1 cup chana dal
1 medium cucumber, diced small
1 heaped tbsp fresh grated coconut
1-2 green chillies, chopped fine
chopped cilantro for garnish
1 tsp lemon juice
salt to taste
1/2 tsp mustard seeds
a pinch of heeng/asafetida
1 tsp cooking oil
Soak chana dal for 2 hours. Wash a couple times, drain and keep aside.
Chop cucumber. Set aside for 10 minutes, then squeeze out as much water as possible.
Mix in the softened chana dal, cucumber, green chilies, coconut and cilantro.
Just before serving, add salt and lemon juice.
Kalasida Anna or mixed rice (sometimes just called bhath) is very common in the Mysore region. Rice is mixed with spices and/or vegetables and eaten with a raita (a yogurt salad) on the side or sometimes with just some ghee on top. Sometimes rice is mixed with tadka and coconut or made a bit more elaborate with ground masalas and spiced vegetables. Chitraanna is rice mixed in a simple tadka, with a sour agent like lemon or citron (heralekai in Kannada). Vangibhath is another popular kalasida anna, where rice is mixed in with various vegetables and a fragrant spice powder called vangibhath pudi (MTR brand makes a very good one).
A rice based recipe that I am sharing with you today is called kayi-sasive anna, literally meaning coconut-mustard rice. The ground chutney can actually be stored away in the refrigerator for a few days, to be used later either as a chutney or as a masala in a rice.

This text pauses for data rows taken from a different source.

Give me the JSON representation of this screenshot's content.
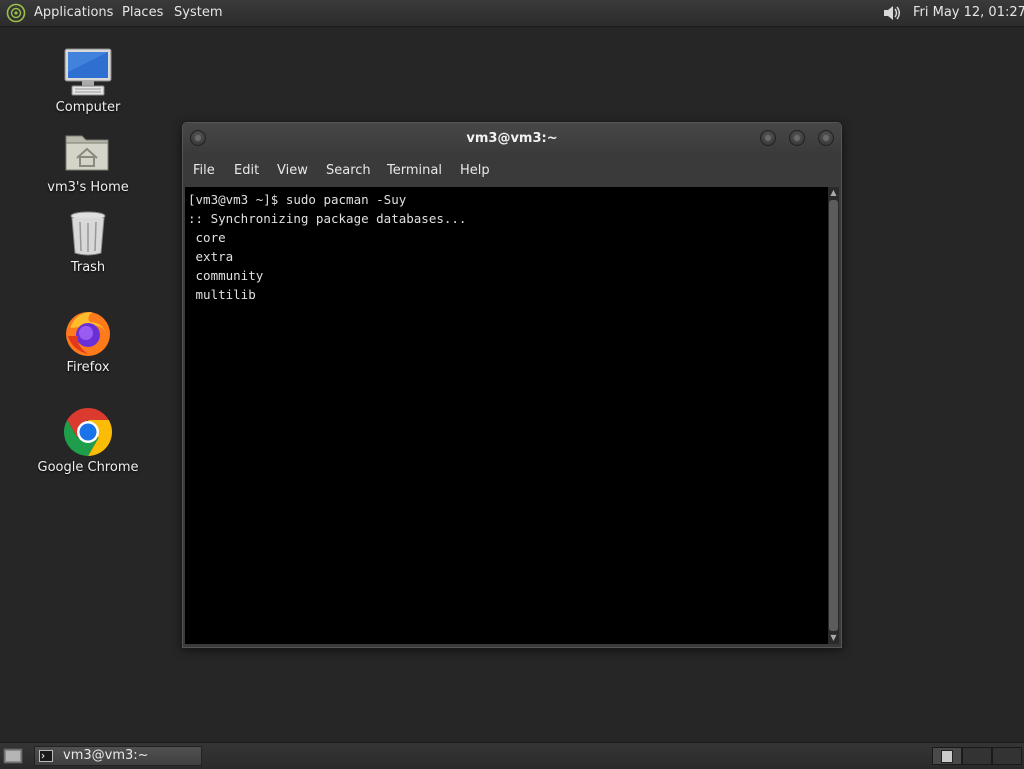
{
  "top_panel": {
    "menus": {
      "applications": "Applications",
      "places": "Places",
      "system": "System"
    },
    "clock": "Fri May 12, 01:27"
  },
  "desktop": {
    "icons": [
      {
        "label": "Computer",
        "icon": "computer-icon"
      },
      {
        "label": "vm3's Home",
        "icon": "home-folder-icon"
      },
      {
        "label": "Trash",
        "icon": "trash-icon"
      },
      {
        "label": "Firefox",
        "icon": "firefox-icon"
      },
      {
        "label": "Google Chrome",
        "icon": "chrome-icon"
      }
    ]
  },
  "terminal": {
    "title": "vm3@vm3:~",
    "menu": [
      "File",
      "Edit",
      "View",
      "Search",
      "Terminal",
      "Help"
    ],
    "lines": [
      "[vm3@vm3 ~]$ sudo pacman -Suy",
      ":: Synchronizing package databases...",
      " core",
      " extra",
      " community",
      " multilib"
    ]
  },
  "taskbar": {
    "task_label": "vm3@vm3:~"
  },
  "colors": {
    "desktop_bg": "#262626",
    "panel_bg": "#2f2f2f",
    "terminal_bg": "#000000",
    "terminal_fg": "#e0e0e0"
  }
}
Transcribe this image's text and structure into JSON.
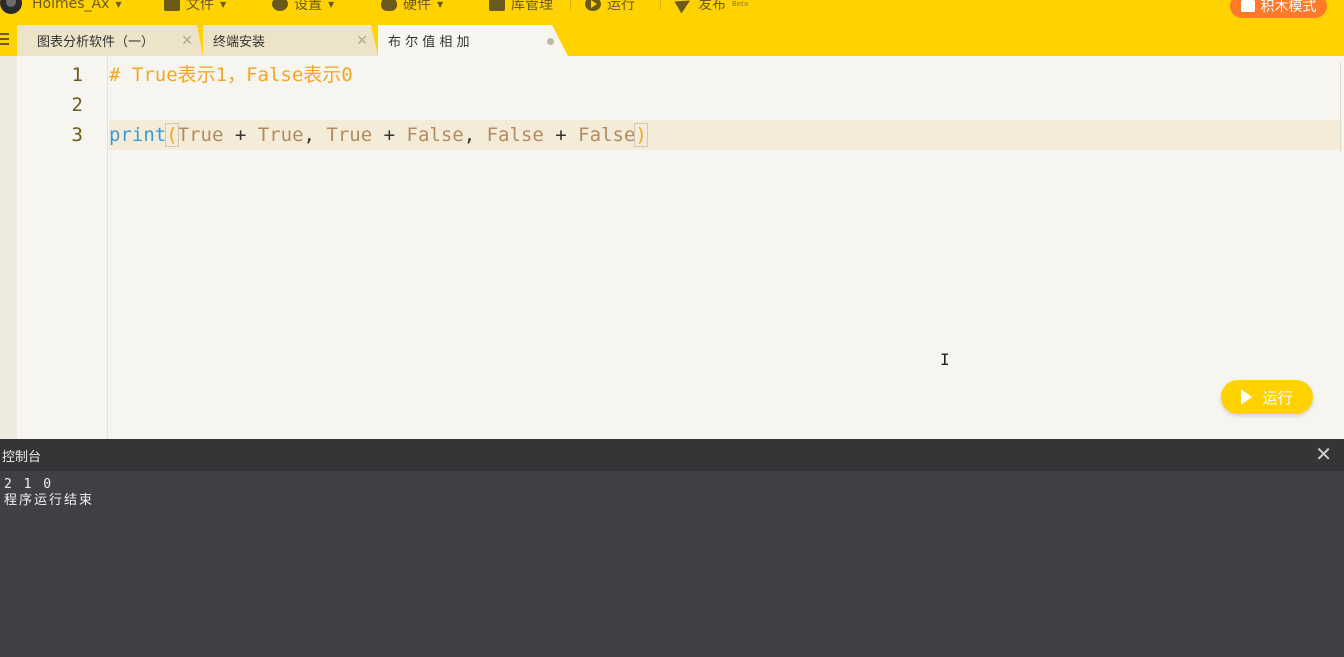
{
  "menubar": {
    "user": "Holmes_Ax",
    "file": "文件",
    "settings": "设置",
    "hardware": "硬件",
    "library": "库管理",
    "run": "运行",
    "publish": "发布",
    "publish_badge": "Beta",
    "block_mode": "积木模式"
  },
  "tabs": [
    {
      "label": "图表分析软件（一）",
      "close": "✕"
    },
    {
      "label": "终端安装",
      "close": "✕"
    },
    {
      "label": "布 尔 值 相 加"
    }
  ],
  "editor": {
    "line_numbers": [
      "1",
      "2",
      "3"
    ],
    "line1": "# True表示1，False表示0",
    "line3": {
      "func": "print",
      "open": "(",
      "t1": "True",
      "plus1": " + ",
      "t2": "True",
      "comma1": ", ",
      "t3": "True",
      "plus2": " + ",
      "t4": "False",
      "comma2": ", ",
      "t5": "False",
      "plus3": " + ",
      "t6": "False",
      "close": ")"
    },
    "run_button": "运行"
  },
  "console": {
    "title": "控制台",
    "close": "✕",
    "lines": [
      "2 1 0",
      "程序运行结束"
    ]
  },
  "colors": {
    "accent": "#ffd200",
    "block_mode": "#ff7a29",
    "comment": "#f5a623",
    "keyword_func": "#3b9ad9",
    "constant": "#b58a5f",
    "console_bg": "#404044"
  }
}
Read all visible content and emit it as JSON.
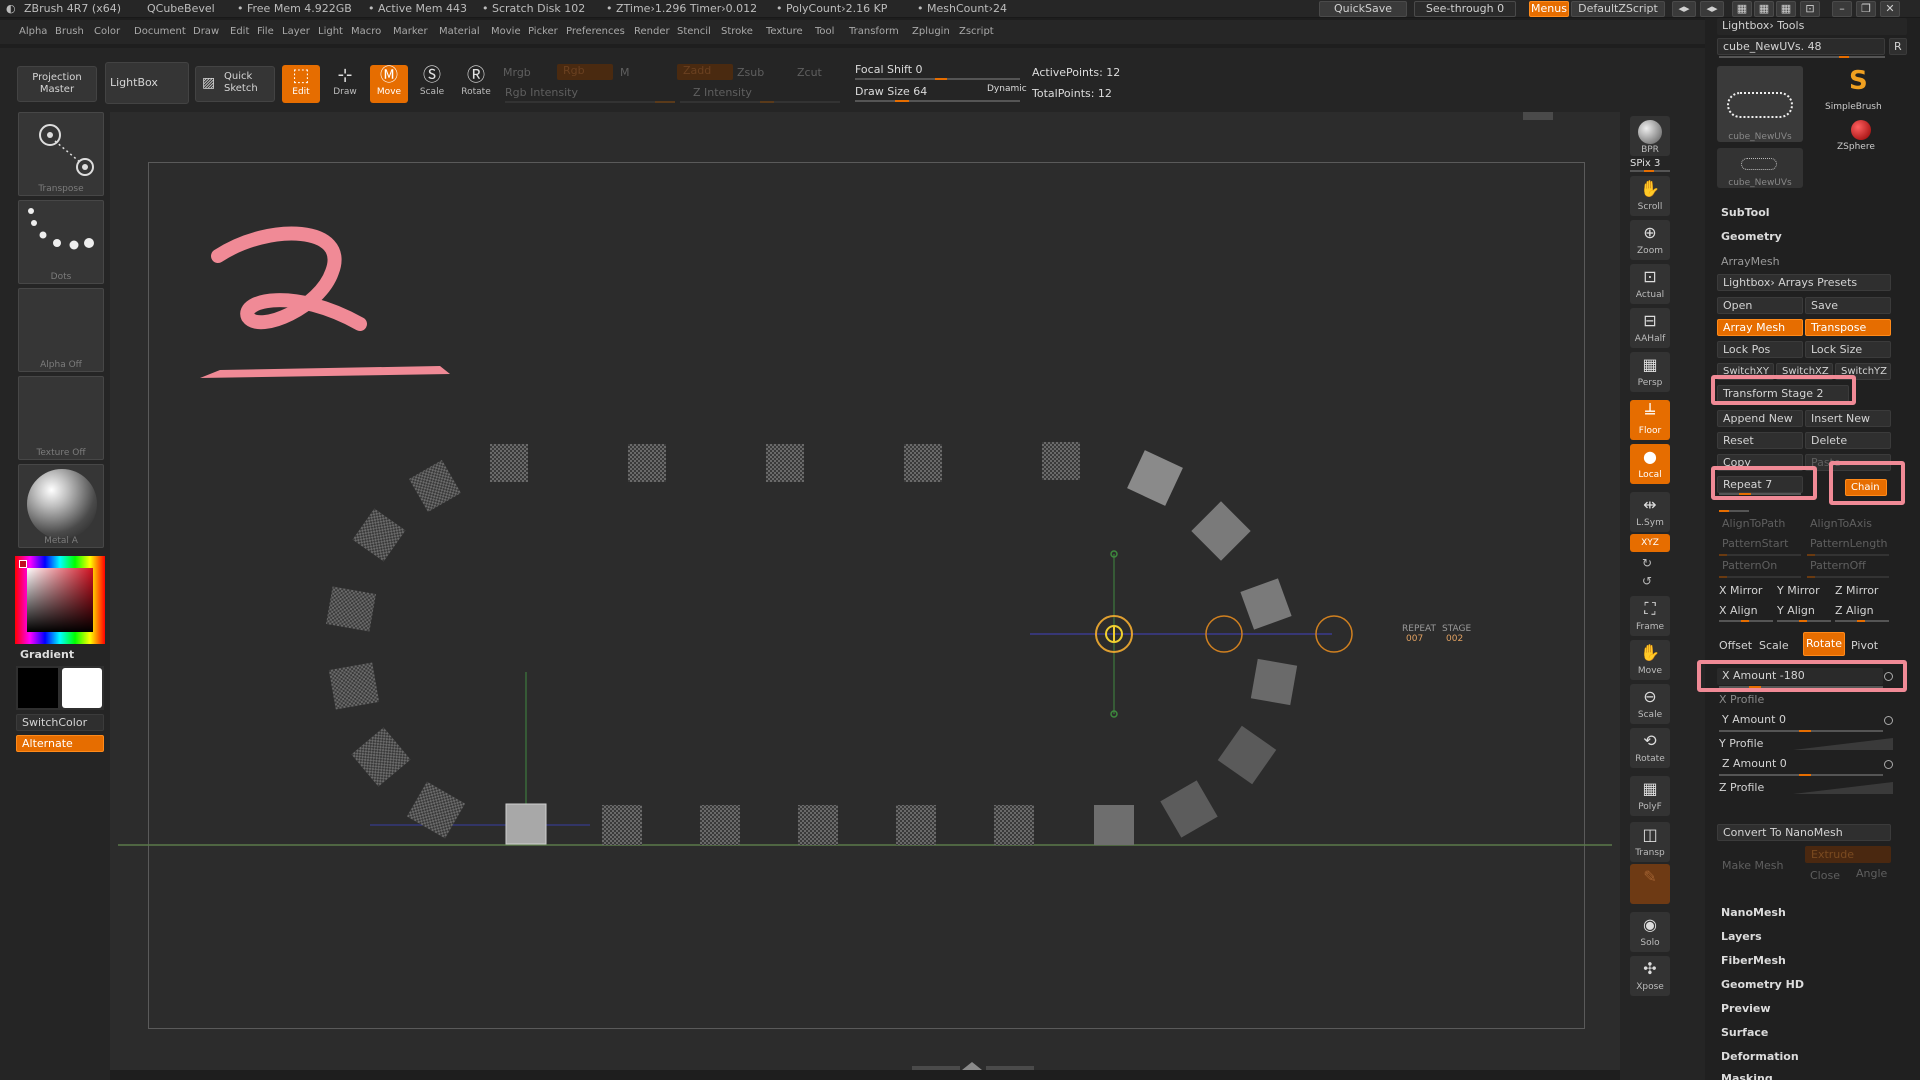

I’d like to thank Sailaja for inviting me to write about foods from the Mysore region. Given the culinary diversity even within states and regions, her series “Indian Food Trail” has been an excellent initiative to showcase the rich variety of foods that fall under the all-encompassing term “Indian cuisine”. The Indian Food Trail series has been very informative and interesting and I’m delighted and honored to have been a part of it.
Listed below are guest posts on different Indian regional cuisines by fellow food bloggers.
A Simple Summer Meal by Nupur of One Hot Stove
Traditional Maharashtrian Thalis – Veg & Non-Veg by Meera of Enjoy Indian Food
Traditional Maharastrian Sweet & Snacks by Meera of Enjoy Indian Food
Konkan Region – North Canara
An Essay on Konkani Cuisine by Shilpa of Aayis Recipes
Munchies from a Kerala home - Shn of Mishmash
A traditional Malabar meal ~ Shaheen of Malabar Spice
Exploring Udupi Mangalorean Street Foods by Sia of Monsoon Spice
Mangalore Cuisine, Mangalore Recipes and Mangalorean Catholic Cuisine by Shireen of Ruchik Randhap
Traditional Tamil Tiffins – Lakshmi of Veggie Cuisine
Bengali Cuisine ~ Sandeepa of Bong Mom’s Cook Book
Hyderabadi Cuisine ~ Mona of Zaiqa
Kongu Cuisine ~ Indhu of Daily Musings
Khandeshi Cusine – Minoti of Vadani Kaval Gheta
Kayi Sasive Anna Recipe
- Raw Rice - 1 cup
- Salt to taste
- To grind:
- Mustard seeds - 1 heaped tsp
- Turmeric powder - 1/4 tsp
- Asafoetida - a few pinches (heeng)
- Dried red chilies - 3
- Green chilies - 1 -2
- Tamarind paste - 1/2 tsp (or about gooseberry sized)
- Coconut - 1/2 cup shredded or copra
- For the tadka/oil seasoning:
- Cooking oil - 2-3 tbsp
- Mustard seeds - 1/2 tsp
- Urad dal - 1 tsp
- Chana dal - 1 tsp
- Dried red chilies - 1 -2
- Curry leaves - 5-6
- Peanuts - 1 tbsp (or cashew nuts)
- Cook rice in 2 cups of water, making sure the rice does not get mushy.
- Spread the cooked rice on a platter to cool. Fluff with fork to separate grains. Keep aside.
- Make a smooth paste with the "to grind" ingredients, with very little water. Keep aside.
- In a wide pan, heat oil and add mustard seeds. Once they pop, add peanuts and the dals and fry for a few seconds. Add remaining ingredients one by one and fry until the dals get slightly browned.
- Add the ground paste and fry for a minute. Let cool.
- Mix this with the cooled rice and salt to taste and serve.
Follow the Indian food trail as Vani embarks on a culinary journey through Mysore. Learn about Mysore cuisine, food recipes and their food culture.